The label towards the remote PE can be acquired by examining the table filled by LDP. This label will be the top label pushed onto packets sent from EX4500_3 towards R13. The top label, 800001, was obtained earlier by examining the connection status.

BGP signaled L2VPN.

The third option is BGP signaled L2VPN.


This type of Layer 2 VPN has a lot of similarities to the BGP signaled VPLS. Some of the similarities are;

    • the BGP address-family
    • the auto provisioning when a new site is added

The VPLS and L2VPN solutions differ from each other as well. Most notably, the L2VPN;

    • enables point-to-point VPNs only
    • enables the connection of dissimilar protocols (requires ‘protocols l2vpn encapsulation-type interworking’)

In this scenario, the focus will be on the most basic L2VPN possible, requiring an ‘l2vpn’-type instance, ‘ethernet-vlan’ encapsulation and ‘vlan-ccc’ interface encapsulation. Let’s observe the configuration on R2:


The configuration of a BGP signaled L2VPN is very similar to the configuration of a BGP signaled VPLS. Examining the status of this BGP signaled L2VPN is too.
The ‘show l2vpn connections instance L2-VPN extensive’ should look familiar:


A look at the routing table shows this part will offer no surprises as well. The top label is the LDP label. This is the label to reach R3 as we have already seen in the previous example. The additional VPN label was acquired from the BGP neighbor:


LDP signaled layer 2 circuits.

The last of four options;


A layer 2 circuit is always point-to-point. On the two endpoints, in our case R2 and R3, the encapsulation type is either ‘vlan-ccc’ or ‘vlan-tcc’. In this lab, vlan-ccc will be used. Vlan-tcc (translation cross-connect) allows the end-points on both sides to have different media.

Signaling wise, LDP is used to create a virtual circuit (VC) between the PE’s. This VC will provide layer 2 connectivity between the EX4500 and R12.
Since we are using LDP here, again, no route-distinguisher or route-target is required. Additionally, l2circuits do not even require a routing-instance.

R2 and R3 need to form an extended LDP-neighbor relationship for the vc –labels to be exchanged. For this to happen, LDP must be enabled on the loopback interface of both PE’s. This is not necessary for the P-routers; they only need to have LDP enabled on the core-facing interfaces to provide LSPs between the PE’s.
Let’s have a look at the configuration that is required for this scenario;


The interface is pretty self-explanatory. The thing to notice is the place where the circuit is defined. Under the [ protocols l2circuit] hierarchy, you can specify (at a minimum) the following three vc-properties;
    •the neighbor PE
    •the interface forming the layer 2 circuit
    •the VC identifier

Under the [protocols ldp] hierarchy, the only configuration that was needed was the core-facing interface (to setup LSPs with the rest of the network) and the lo0.2 interface, for an extended LDP neighbor relationship with the other PE.
The interface, the l2circuit and the ldp configuration is all that is required to successfully establish a layer 2 circuit across an MPLS network. After the interface was committed, the targeted LDP session will show up immediately;

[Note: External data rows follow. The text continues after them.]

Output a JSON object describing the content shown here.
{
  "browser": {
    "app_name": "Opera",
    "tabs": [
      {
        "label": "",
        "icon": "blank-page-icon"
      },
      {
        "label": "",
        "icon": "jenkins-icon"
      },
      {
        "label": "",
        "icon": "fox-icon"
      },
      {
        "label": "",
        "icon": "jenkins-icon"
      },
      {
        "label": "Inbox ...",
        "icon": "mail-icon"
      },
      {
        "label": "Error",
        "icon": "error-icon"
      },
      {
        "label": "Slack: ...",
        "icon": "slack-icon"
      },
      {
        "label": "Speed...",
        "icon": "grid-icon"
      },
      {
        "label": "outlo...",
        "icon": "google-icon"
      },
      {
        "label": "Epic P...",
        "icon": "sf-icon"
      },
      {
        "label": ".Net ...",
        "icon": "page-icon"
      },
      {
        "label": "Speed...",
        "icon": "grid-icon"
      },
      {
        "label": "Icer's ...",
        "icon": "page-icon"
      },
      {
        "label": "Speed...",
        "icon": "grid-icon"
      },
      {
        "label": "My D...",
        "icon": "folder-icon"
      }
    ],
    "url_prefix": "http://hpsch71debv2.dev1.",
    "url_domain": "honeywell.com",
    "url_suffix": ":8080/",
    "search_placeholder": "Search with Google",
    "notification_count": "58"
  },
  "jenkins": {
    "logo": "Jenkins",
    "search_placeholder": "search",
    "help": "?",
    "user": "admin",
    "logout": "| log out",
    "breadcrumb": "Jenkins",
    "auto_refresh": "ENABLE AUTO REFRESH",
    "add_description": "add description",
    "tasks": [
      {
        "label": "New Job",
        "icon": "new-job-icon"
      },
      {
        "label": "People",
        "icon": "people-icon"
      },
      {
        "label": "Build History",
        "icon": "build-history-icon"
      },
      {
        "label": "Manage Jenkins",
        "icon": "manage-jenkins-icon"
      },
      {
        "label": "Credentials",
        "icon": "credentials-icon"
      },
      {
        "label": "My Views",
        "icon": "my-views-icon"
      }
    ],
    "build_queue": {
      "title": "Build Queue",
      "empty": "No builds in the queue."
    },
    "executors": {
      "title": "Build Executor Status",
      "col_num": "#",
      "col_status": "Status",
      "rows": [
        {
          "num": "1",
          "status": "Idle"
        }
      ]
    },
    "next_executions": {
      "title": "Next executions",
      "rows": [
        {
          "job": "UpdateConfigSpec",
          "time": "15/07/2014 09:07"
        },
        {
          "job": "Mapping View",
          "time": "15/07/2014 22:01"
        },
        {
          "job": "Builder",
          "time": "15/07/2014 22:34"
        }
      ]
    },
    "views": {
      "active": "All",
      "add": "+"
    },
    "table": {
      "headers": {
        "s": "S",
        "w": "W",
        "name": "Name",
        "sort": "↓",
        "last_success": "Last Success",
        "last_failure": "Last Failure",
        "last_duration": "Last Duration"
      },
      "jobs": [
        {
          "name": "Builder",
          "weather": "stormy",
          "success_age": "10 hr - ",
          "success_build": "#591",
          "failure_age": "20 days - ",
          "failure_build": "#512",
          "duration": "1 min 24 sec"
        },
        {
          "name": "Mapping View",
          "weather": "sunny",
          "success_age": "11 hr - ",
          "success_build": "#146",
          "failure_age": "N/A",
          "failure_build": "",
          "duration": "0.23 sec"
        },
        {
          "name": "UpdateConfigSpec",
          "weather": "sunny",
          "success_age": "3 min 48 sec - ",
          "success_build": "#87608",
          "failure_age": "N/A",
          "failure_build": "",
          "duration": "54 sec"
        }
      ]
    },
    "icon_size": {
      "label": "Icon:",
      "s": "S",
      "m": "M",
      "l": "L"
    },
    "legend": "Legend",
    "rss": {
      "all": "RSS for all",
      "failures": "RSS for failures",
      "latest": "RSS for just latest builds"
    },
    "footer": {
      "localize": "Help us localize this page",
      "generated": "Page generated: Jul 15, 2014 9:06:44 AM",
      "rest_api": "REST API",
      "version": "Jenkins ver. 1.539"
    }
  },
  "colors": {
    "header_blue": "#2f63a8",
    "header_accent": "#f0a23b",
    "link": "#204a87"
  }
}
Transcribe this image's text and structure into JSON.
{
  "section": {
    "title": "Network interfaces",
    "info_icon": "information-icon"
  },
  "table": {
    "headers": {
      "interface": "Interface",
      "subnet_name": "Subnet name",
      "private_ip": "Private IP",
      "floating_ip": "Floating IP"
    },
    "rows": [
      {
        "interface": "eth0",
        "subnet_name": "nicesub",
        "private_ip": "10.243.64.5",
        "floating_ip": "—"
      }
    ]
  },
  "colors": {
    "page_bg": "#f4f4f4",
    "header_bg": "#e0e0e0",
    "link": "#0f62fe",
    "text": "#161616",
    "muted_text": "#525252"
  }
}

If the hello seems a bit long, this is easily changed with ‘set protocols ldp targeted-hello hello-interval 2 hold-time 6’. Without changing anything on R3, the timers changed;


To observe details regarding the state of the l2circuit, or some history, we can issue the command ‘show l2circuit connections extensive’:


That is really all there is to establishing a basic l2circuit on Junos MX-series.